supplies could help ease tension over the separatist rising,
which Kiev blames on Moscow despite Russian denials that it is
arming the rebellion.
Russia had initially rejected the idea of holding another
round of talks over the weekend, but agreed in the end to have
one more try.
"We are ready to seek compromise, but it is useless to put
pressure on us," Sergei Kupriyanov, spokesman for Russian state
gas producer Gazprom, said in Moscow.
The dispute is part a broader crisis in which Russia annexed
Crimea from Ukraine in March following the overthrow of the
country's Moscow-leaning president, and tensions are high
following the shooting down of a Ukrainian military transport
plane by the rebels in east Ukraine.
Gazprom has said Ukraine should pay at least $1.95 billion -

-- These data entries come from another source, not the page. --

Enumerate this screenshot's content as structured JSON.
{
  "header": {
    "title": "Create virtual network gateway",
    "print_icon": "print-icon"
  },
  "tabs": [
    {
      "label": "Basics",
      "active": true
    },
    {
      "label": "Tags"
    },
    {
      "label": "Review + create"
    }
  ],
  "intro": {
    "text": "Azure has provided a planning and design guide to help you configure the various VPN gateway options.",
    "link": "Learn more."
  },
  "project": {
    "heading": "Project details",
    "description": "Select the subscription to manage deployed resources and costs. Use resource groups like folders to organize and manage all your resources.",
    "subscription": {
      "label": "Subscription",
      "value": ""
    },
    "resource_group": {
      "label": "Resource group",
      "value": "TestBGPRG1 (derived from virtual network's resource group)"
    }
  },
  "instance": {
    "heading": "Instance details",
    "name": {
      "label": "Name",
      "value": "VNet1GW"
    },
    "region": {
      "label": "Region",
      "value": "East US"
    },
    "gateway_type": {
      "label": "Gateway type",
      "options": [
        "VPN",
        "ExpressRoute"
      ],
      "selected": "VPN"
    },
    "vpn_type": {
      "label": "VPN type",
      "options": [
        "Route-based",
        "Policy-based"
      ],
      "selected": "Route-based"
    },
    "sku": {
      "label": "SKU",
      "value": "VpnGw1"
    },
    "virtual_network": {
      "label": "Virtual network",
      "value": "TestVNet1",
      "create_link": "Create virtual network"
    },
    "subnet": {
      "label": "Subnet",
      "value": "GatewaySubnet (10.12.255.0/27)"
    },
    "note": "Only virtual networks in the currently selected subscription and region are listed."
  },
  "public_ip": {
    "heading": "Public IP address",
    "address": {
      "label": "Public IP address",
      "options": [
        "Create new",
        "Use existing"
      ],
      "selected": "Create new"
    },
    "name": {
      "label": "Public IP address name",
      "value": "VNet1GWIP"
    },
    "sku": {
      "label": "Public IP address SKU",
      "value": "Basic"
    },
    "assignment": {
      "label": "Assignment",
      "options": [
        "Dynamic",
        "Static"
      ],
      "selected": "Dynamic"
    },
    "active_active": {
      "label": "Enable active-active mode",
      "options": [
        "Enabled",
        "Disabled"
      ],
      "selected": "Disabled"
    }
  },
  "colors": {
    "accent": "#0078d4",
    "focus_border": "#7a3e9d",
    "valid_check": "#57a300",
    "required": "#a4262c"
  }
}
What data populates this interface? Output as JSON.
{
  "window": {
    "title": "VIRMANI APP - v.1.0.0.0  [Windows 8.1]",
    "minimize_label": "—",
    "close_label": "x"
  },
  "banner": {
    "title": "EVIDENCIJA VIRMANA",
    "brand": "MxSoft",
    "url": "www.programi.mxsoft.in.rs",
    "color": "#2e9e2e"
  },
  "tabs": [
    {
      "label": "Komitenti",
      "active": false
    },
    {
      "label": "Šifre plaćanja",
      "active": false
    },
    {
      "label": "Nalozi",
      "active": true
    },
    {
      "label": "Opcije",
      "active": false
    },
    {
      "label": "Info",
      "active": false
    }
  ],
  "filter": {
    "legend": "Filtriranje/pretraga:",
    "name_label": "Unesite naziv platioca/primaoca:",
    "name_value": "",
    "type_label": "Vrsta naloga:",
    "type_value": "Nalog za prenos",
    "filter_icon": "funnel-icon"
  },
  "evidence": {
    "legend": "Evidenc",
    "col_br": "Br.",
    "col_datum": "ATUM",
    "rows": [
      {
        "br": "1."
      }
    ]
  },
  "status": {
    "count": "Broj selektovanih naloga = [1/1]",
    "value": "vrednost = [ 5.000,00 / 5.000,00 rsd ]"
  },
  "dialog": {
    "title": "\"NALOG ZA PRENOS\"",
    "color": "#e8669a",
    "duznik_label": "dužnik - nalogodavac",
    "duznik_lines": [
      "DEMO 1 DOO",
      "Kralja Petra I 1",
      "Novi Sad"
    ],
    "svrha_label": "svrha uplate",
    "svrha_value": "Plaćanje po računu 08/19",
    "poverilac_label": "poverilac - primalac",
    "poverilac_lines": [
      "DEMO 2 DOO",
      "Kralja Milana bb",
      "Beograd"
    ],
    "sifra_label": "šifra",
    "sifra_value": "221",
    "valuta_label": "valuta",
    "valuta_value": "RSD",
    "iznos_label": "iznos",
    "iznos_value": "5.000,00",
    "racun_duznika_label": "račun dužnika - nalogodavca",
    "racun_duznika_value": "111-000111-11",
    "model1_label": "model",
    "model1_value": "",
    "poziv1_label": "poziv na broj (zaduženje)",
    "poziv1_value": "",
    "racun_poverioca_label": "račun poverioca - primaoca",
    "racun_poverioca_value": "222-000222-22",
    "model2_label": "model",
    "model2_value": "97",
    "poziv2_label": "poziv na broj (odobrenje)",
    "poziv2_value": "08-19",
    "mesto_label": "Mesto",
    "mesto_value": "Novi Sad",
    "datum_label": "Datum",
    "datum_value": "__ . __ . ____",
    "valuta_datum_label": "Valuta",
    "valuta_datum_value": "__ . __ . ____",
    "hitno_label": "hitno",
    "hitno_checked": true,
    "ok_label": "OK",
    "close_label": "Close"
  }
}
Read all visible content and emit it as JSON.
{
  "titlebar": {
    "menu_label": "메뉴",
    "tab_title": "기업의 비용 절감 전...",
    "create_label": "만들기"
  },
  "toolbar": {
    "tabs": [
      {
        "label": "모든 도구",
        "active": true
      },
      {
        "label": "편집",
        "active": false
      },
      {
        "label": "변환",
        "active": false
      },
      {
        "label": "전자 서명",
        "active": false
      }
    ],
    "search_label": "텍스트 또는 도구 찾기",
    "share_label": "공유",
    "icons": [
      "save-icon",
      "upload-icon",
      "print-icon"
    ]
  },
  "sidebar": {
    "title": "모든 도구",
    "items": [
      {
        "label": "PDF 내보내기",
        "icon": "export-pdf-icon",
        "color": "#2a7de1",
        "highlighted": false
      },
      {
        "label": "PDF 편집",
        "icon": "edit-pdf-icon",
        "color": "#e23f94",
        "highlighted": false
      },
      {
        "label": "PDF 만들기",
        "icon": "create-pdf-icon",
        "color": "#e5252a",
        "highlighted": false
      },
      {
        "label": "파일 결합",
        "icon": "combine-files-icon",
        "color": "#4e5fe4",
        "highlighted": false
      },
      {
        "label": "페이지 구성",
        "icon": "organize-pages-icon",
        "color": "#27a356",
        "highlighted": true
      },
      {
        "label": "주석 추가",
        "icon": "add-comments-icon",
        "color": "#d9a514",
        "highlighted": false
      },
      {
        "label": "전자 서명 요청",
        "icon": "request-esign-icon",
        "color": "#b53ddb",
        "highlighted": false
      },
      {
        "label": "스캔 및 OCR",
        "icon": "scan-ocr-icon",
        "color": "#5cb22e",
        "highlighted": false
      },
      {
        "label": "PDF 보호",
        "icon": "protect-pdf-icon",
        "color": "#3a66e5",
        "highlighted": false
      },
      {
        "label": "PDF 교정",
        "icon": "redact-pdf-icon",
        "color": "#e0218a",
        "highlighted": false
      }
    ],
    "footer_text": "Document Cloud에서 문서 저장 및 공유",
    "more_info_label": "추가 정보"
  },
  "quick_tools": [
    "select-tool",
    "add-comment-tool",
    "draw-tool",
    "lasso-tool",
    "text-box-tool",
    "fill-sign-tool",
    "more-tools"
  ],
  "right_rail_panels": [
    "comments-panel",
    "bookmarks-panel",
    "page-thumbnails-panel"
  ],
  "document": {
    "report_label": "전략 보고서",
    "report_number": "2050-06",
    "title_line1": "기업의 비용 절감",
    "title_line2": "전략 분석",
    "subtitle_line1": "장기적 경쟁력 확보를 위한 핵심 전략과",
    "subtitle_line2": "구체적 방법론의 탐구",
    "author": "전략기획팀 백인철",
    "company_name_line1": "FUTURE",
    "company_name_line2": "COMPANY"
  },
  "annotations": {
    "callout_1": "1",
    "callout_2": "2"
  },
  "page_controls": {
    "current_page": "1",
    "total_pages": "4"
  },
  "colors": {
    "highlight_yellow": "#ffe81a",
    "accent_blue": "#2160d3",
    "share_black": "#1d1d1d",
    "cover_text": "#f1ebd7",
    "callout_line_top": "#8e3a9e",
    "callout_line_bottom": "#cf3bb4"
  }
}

part of its debt for Russian gas supplies - by Monday, or face
being switched to a system under which it would receive only gas
it pays for in advance, and possible gas supply cuts.
After the failure of several rounds of talks, the last of
which were in Brussels this week, Ukraine's government ordered
the energy sector, ministers and local authorities to prepare
for supply cuts.
Russia initially demanded at the talks that Ukraine should
pay $485 per 1,000 cubic metres of gas but then offered to
remove the export duty, a move that would cut the price to $385
- around the average amount paid by Russia's European clients.
Ukraine had held out for $268.5 until Friday, when it said
it was ready to pay $326 for an interim period of 18 months
while a long-term price was worked out.
Russian energy authorities said last week that the price of
$385 was final, but Prodan suggested to reporters Ukraine was
not ready to go beyond its offer of $326.
Russia has extended its deadline twice in the past few weeks
to allow more time to reach a deal but has made clear it will
not do so again.
Russia meets about a third of the EU's gas needs, and around
half of the gas is delivered via pipelines that go through
Supply cuts would not be a big problem now because it is
summer and the EU and Ukraine have enough gas in storage, but
the EU suffered serious disruptions in supplies when Russia cut
off supplies in a gas war with Kiev in 2009.
(Additonal reporting by Vladimir Soldatkin in Moscow, Writing
by Timothy Heritage, editing by David Evans)